This creates a narratological problem. You know what it is? They like each other.
Okay, if they like each other, where’s the dramatic tension going to come from?
Got anything yet?
Now, there’s the question of the sexual relationship between them. Tohru is hot for Kobayashi, and Kobayashi is not. But there’s little tension there: Kobayashi says “No,” and since between the two of them she’s got the stronger will, then “No” it shall be. It’s more a running gag than a source of dramatic tension.
I like Miss Kobayashi’s Dragon Maid largely because it’s cute, a little smutty, and it has Kobayashi, who is a pretty unusual character by manga standards. But the combination of Kobayashi and Tohru shows the problem with a series solely driven by a pair of complementary characters that like each other: there’s little tension between them apart from when Tohru faces cultural misinterpretation, and they can solve any problems that do arise using the skills that between them they possess.
They need something else out there, something they work toward, or something that works on them, to drive the series forward.
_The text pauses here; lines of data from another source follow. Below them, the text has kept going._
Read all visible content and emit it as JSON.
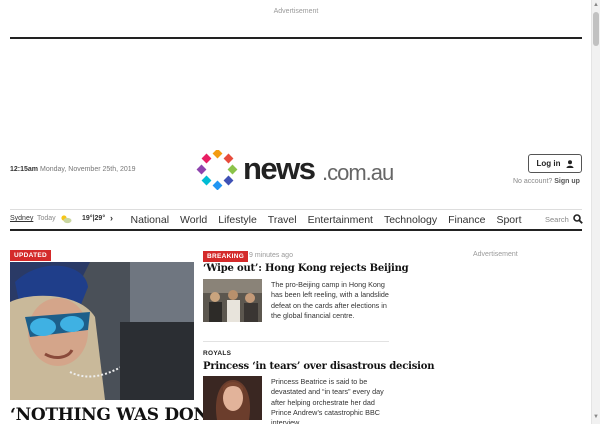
{
  "advertisement_top": "Advertisement",
  "advertisement_right": "Advertisement",
  "masthead": {
    "time": "12:15am",
    "date": "Monday, November 25th, 2019",
    "logo_news": "news",
    "logo_domain": ".com.au",
    "login_label": "Log in",
    "no_account_text": "No account?",
    "signup_label": "Sign up"
  },
  "nav": {
    "location": "Sydney",
    "today_label": "Today",
    "temps": "19°|29°",
    "items": [
      "National",
      "World",
      "Lifestyle",
      "Travel",
      "Entertainment",
      "Technology",
      "Finance",
      "Sport"
    ],
    "search_label": "Search"
  },
  "lead_story": {
    "badge": "UPDATED",
    "headline": "‘NOTHING WAS DONE’:"
  },
  "stories": [
    {
      "badge": "BREAKING",
      "time": "9 minutes ago",
      "headline": "‘Wipe out’: Hong Kong rejects Beijing",
      "summary": "The pro-Beijing camp in Hong Kong has been left reeling, with a landslide defeat on the cards after elections in the global financial centre."
    },
    {
      "kicker": "ROYALS",
      "headline": "Princess ‘in tears’ over disastrous decision",
      "summary": "Princess Beatrice is said to be devastated and “in tears” every day after helping orchestrate her dad Prince Andrew’s catastrophic BBC interview."
    }
  ],
  "colors": {
    "accent_red": "#d42a2a",
    "text": "#222222"
  }
}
Koolkyoushinnjya, the writer, seems to have figured this out pretty quickly. The question is how to solve it. He can’t separate Kobayashi and Tohru; they’re his basic dyad and if he does he hasn’t got a series. I mean, it’s called “Miss Kobayashi’s Dragon Maid!” That means there’s got to be a Miss Kobayashi and there’s got to be a dragon maid (Tohru)!
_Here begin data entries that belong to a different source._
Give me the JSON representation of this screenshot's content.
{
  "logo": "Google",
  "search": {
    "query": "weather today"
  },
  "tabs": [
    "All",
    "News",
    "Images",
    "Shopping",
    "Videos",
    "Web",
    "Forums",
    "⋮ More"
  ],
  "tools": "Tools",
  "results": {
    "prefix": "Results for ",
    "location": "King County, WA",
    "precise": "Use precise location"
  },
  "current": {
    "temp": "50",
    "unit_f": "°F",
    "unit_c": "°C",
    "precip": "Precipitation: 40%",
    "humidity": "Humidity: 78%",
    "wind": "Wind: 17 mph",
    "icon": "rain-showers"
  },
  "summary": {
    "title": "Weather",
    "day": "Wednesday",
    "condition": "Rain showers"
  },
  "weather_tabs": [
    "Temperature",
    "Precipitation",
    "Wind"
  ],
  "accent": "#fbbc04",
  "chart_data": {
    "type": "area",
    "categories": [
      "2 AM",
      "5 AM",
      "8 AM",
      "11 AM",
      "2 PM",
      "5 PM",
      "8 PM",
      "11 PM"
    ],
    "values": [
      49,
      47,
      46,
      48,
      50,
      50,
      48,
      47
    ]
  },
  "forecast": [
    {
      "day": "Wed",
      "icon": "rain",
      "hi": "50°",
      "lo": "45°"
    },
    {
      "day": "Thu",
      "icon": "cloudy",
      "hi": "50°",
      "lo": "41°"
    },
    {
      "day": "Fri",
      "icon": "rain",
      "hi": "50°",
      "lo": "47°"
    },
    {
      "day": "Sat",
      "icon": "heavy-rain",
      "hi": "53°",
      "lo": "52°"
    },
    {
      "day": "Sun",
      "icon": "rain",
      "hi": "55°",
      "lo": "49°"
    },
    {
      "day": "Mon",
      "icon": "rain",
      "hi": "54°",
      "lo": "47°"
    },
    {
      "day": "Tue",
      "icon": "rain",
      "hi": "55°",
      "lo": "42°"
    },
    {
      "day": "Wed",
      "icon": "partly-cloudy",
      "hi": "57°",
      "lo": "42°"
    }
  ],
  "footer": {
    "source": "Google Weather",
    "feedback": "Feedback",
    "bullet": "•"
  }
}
The trick he uses is to run out new characters every so often. First there is Kanna, who turns the stable dyad into a Father, Mother, Child trio, albeit one that is all female. The Child creates tension by being childlike/inexperienced, and conflict as Father and Mother disagree on child rearing.
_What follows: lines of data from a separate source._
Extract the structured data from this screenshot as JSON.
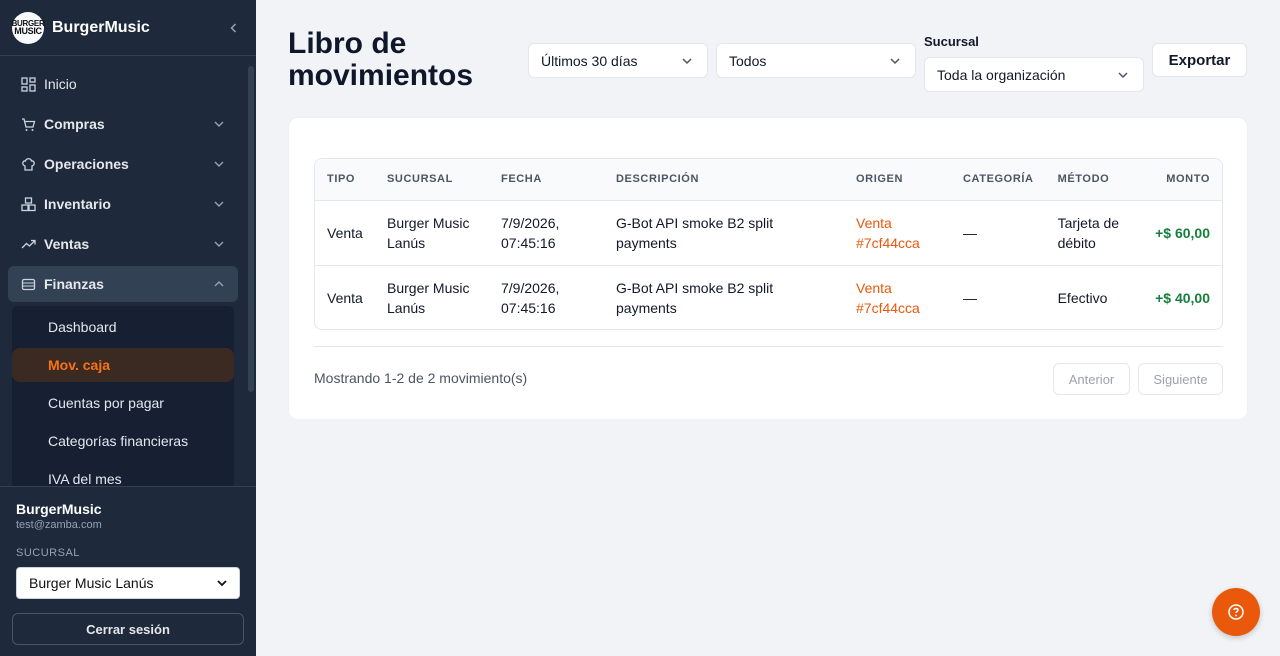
{
  "sidebar": {
    "brand": "BurgerMusic",
    "logo_text": [
      "BURGER",
      "MUSIC"
    ],
    "nav": [
      {
        "label": "Inicio",
        "icon": "grid-icon"
      },
      {
        "label": "Compras",
        "icon": "cart-icon"
      },
      {
        "label": "Operaciones",
        "icon": "chef-hat-icon"
      },
      {
        "label": "Inventario",
        "icon": "boxes-icon"
      },
      {
        "label": "Ventas",
        "icon": "trend-icon"
      },
      {
        "label": "Finanzas",
        "icon": "wallet-icon"
      }
    ],
    "finanzas_sub": [
      "Dashboard",
      "Mov. caja",
      "Cuentas por pagar",
      "Categorías financieras",
      "IVA del mes"
    ],
    "user_name": "BurgerMusic",
    "user_email": "test@zamba.com",
    "branch_label": "SUCURSAL",
    "branch_value": "Burger Music Lanús",
    "logout": "Cerrar sesión"
  },
  "header": {
    "title": "Libro de movimientos",
    "filter_period": "Últimos 30 días",
    "filter_type": "Todos",
    "branch_label": "Sucursal",
    "filter_branch": "Toda la organización",
    "export": "Exportar"
  },
  "table": {
    "columns": [
      "TIPO",
      "SUCURSAL",
      "FECHA",
      "DESCRIPCIÓN",
      "ORIGEN",
      "CATEGORÍA",
      "MÉTODO",
      "MONTO"
    ],
    "rows": [
      {
        "tipo": "Venta",
        "sucursal": "Burger Music Lanús",
        "fecha": "7/9/2026, 07:45:16",
        "descripcion": "G-Bot API smoke B2 split payments",
        "origen": "Venta #7cf44cca",
        "categoria": "—",
        "metodo": "Tarjeta de débito",
        "monto": "+$ 60,00"
      },
      {
        "tipo": "Venta",
        "sucursal": "Burger Music Lanús",
        "fecha": "7/9/2026, 07:45:16",
        "descripcion": "G-Bot API smoke B2 split payments",
        "origen": "Venta #7cf44cca",
        "categoria": "—",
        "metodo": "Efectivo",
        "monto": "+$ 40,00"
      }
    ]
  },
  "pagination": {
    "summary": "Mostrando 1-2 de 2 movimiento(s)",
    "prev": "Anterior",
    "next": "Siguiente"
  },
  "colors": {
    "accent": "#ea580c",
    "positive": "#15803d",
    "sidebar_bg": "#1e293b"
  }
}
Then come Fafnir and Lucoa, each of whom affects the nuclear dyad differently, then Elma, who is a long-term foe of Tohru’s, then Ilulu, who hates all humans, then…Do you see what happens? As each new character is introduced into the milieu (Dead god, did I actually use the word milieu in a sentence?) the new character creates…
…wait for it…
There’s no conflict and little tension INSIDE the core duo, because they are TOO well matched in terms of their complementarity, so the writers get the creative tension into the series by applying outside pressure. This can be seen most clearly when Tohru’s father comes to our world to take Tohru back to theirs; it’s one of the few moments in the entire series when their pairing of Kobayashi and Tohru is under real stress. At the time Kobayashi’s psychological strength is the key to winning the day, not Tohru’s physical strength. But that’s what Kobayashi does. She’s usually chill, but she wins the day by losing her cool. Yes, Tohru is so important to Kobayashi that to keep her Kobayashi goes against her own nature and loses her temper (while sober).
We’re about to see something similar. As of the last issue I’ve seen, Kanna’s dad has just shown up. This bodes not well for her surrogate parents, Kobayashi and Tohru. But it’s the same old story structurally: Series slowing down? Trot out a new character! Boom! Instant conflict!
But between them Kobayashi and Tohru can resolve it. That’s just how they roll.
I always look at comments and feedback, and I’m sure I’m not the first to see what I’ve seen, so have at it. Just keep it clean and keep it on target…no personal attacks, okay? Thanks.